What If School Leaders Were to Approach Their Work Like Designers?

By In News and Updates On October 01, 2018


Whilst you might feel like you have been constantly changing, schools have not changed as much as many other organisations. Are we learning as fast as our world is changing? If not, why not? Now more than ever school leaders need to move beyond conversations about change and start making changes. Many school leaders are operating as “accidental designers”, occasionally stumbling across innovative ideas or solutions.

The authors of Design Thinking For School Leaders, Alyssa Gallagher and Kami Thordarson, advocate that school leaders need to deliberately adopt the following five designer roles and mindsets, if we are to reimagine schools to meet the needs of 21st century learners.

Opportunity Seeker – shifting from problem solving to problem finding

Experience Architect – designing and curating learning experiences that stretch the status quo

Rule Breaker – thoughtfully challenging the way things are “always” done

Producer – action orientated and getting things done quickly, creating rapid learning cycles and taking responsibility for producing a “final” product.

Storyteller – uses story to capture the hearts and minds of the community.

The designer approach to leadership is aligned with the move to inquiry, project-based learning, collaboration and problem solving approaches to learning.

Design Thinking is a process for problem solving and a method for creative action whose origins date back to the 1960s, as a way to solve “wicked” problems.
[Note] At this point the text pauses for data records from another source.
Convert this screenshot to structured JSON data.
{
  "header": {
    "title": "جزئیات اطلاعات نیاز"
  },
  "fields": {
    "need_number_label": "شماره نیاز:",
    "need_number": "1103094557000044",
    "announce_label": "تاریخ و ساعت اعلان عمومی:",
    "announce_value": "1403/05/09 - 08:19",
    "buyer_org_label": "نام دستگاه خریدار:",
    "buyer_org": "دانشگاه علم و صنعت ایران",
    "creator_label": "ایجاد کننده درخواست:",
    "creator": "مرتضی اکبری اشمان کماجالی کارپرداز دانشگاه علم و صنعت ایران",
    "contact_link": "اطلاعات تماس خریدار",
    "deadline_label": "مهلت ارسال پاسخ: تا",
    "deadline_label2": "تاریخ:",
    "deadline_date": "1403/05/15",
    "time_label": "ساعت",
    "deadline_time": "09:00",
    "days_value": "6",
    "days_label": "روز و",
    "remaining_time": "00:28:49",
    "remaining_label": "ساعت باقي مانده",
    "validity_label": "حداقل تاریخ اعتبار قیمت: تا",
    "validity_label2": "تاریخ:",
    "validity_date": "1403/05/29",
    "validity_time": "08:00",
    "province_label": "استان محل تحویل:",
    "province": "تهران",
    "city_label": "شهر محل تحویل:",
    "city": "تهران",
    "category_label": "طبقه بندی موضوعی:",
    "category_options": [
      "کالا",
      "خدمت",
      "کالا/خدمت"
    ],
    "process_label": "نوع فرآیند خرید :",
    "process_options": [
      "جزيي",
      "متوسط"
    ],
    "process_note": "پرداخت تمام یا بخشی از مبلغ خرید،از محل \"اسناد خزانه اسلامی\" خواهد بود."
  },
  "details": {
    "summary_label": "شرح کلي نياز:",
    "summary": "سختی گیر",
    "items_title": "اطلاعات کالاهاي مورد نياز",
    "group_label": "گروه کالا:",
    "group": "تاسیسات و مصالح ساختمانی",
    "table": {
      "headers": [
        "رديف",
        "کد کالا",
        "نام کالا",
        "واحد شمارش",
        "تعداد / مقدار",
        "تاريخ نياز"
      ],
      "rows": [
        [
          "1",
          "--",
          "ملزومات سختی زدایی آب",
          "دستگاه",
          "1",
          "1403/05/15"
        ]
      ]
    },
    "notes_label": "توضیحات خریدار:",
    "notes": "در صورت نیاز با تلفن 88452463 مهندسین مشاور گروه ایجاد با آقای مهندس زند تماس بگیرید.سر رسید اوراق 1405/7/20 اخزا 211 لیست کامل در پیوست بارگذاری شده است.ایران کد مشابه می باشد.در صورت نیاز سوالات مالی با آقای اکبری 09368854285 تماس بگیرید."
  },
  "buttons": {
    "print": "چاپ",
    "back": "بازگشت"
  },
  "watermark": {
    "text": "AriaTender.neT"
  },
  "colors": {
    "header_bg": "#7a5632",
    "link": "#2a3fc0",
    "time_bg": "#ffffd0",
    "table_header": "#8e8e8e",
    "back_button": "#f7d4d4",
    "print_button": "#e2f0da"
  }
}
Wicked problems are those that are difficult or impossible to solve because of incomplete, contradictory and changing requirements that are challenging to recognise.

Design Thinking Process

Wonder and Question – How might my perceptions or assumptions influence my thinking?

Empathise – Who is my user? What is important to them?

Define – Create a point of view that is based on user needs and insights – What are their needs?

Ideate – Ask crazy questions – How would I solve this problem if I had $1 million?

Prototype – Build a representation of one or more of your ideas to show others. What does a rough draft of this idea look like?

Test – What worked? What didn’t? What can be improved?

Reflection – What evidence do we have that we are self-aware and self-correcting as we move through the process?

I particularly like the author’s observations about change and how this can cause us to default to maintain the status quo. It is for these reasons that schools have not evolved as rapidly as many other organisations.

  • Shifting beliefs is always harder than shifting actions.
  • Change is scary – it can be challenging for people to unlearn habits and routines
  • Top-down change takes away all the voice and choice of our adult learners.
  • Culture is an essential component to the change process.
  • Transparency and collaboration are critical.
  • Life is lived in perpetual beta.
  • Fun is a crucial component of the change process.

To these I would also add…

Change fatigue results from incremental change. We would achieve far more if we were brave, ambitious and took great leaps rather than being excessively cautious, pessimistic and taking baby steps.

Doing what we have always done won’t get us what we want….the world is changing.

The only way we can be learning as fast as our world is changing is by being brave, ambitious and taking great leaps.